Output all records precisely as written.

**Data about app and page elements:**
=-=-=

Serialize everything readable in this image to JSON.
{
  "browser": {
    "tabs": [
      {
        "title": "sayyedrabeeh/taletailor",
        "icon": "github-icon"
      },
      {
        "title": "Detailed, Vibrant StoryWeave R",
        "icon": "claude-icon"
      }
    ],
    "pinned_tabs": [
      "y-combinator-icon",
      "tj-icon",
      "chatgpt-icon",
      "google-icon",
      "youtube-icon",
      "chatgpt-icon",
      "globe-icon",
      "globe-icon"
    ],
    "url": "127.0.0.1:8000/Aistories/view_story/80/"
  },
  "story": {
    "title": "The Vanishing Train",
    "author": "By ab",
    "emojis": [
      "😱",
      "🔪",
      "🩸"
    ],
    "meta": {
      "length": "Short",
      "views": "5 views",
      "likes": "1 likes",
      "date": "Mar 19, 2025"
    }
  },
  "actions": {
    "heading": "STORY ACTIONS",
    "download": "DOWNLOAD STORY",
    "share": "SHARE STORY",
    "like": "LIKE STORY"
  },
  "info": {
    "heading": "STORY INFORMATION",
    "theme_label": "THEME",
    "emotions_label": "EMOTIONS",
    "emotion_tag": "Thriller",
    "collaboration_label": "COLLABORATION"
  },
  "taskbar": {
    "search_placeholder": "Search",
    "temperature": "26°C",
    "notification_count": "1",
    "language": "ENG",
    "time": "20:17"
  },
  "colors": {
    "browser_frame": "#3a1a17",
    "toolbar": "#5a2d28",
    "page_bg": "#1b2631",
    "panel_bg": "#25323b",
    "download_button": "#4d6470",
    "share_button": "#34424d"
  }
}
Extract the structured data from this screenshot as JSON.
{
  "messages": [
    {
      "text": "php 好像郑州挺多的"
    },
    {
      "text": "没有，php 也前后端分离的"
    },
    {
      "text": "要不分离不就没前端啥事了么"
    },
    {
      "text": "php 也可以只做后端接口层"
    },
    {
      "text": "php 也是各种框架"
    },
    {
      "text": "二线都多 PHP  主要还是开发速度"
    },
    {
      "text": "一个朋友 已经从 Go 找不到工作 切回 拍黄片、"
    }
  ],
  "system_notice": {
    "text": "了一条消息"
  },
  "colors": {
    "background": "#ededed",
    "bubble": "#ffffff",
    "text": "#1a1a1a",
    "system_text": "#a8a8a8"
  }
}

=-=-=

**Exercise output:**
Serialize everything readable in this image to JSON.
{
  "browser": {
    "tabs": [
      {
        "title": "sayyedrabeeh/taletailor",
        "icon": "github-icon"
      },
      {
        "title": "Detailed, Vibrant StoryWeave R",
        "icon": "claude-icon"
      }
    ],
    "pinned_tabs": [
      "y-combinator-icon",
      "tj-icon",
      "chatgpt-icon",
      "google-icon",
      "youtube-icon",
      "chatgpt-icon",
      "globe-icon",
      "globe-icon"
    ],
    "url": "127.0.0.1:8000/Aistories/view_story/80/"
  },
  "story": {
    "title": "The Vanishing Train",
    "author": "By ab",
    "emojis": [
      "😱",
      "🔪",
      "🩸"
    ],
    "meta": {
      "length": "Short",
      "views": "5 views",
      "likes": "1 likes",
      "date": "Mar 19, 2025"
    }
  },
  "actions": {
    "heading": "STORY ACTIONS",
    "download": "DOWNLOAD STORY",
    "share": "SHARE STORY",
    "like": "LIKE STORY"
  },
  "info": {
    "heading": "STORY INFORMATION",
    "theme_label": "THEME",
    "emotions_label": "EMOTIONS",
    "emotion_tag": "Thriller",
    "collaboration_label": "COLLABORATION"
  },
  "taskbar": {
    "search_placeholder": "Search",
    "temperature": "26°C",
    "notification_count": "1",
    "language": "ENG",
    "time": "20:17"
  },
  "colors": {
    "browser_frame": "#3a1a17",
    "toolbar": "#5a2d28",
    "page_bg": "#1b2631",
    "panel_bg": "#25323b",
    "download_button": "#4d6470",
    "share_button": "#34424d"
  }
}
Extract the structured data from this screenshot as JSON.
{
  "messages": [
    {
      "text": "php 好像郑州挺多的"
    },
    {
      "text": "没有，php 也前后端分离的"
    },
    {
      "text": "要不分离不就没前端啥事了么"
    },
    {
      "text": "php 也可以只做后端接口层"
    },
    {
      "text": "php 也是各种框架"
    },
    {
      "text": "二线都多 PHP  主要还是开发速度"
    },
    {
      "text": "一个朋友 已经从 Go 找不到工作 切回 拍黄片、"
    }
  ],
  "system_notice": {
    "text": "了一条消息"
  },
  "colors": {
    "background": "#ededed",
    "bubble": "#ffffff",
    "text": "#1a1a1a",
    "system_text": "#a8a8a8"
  }
}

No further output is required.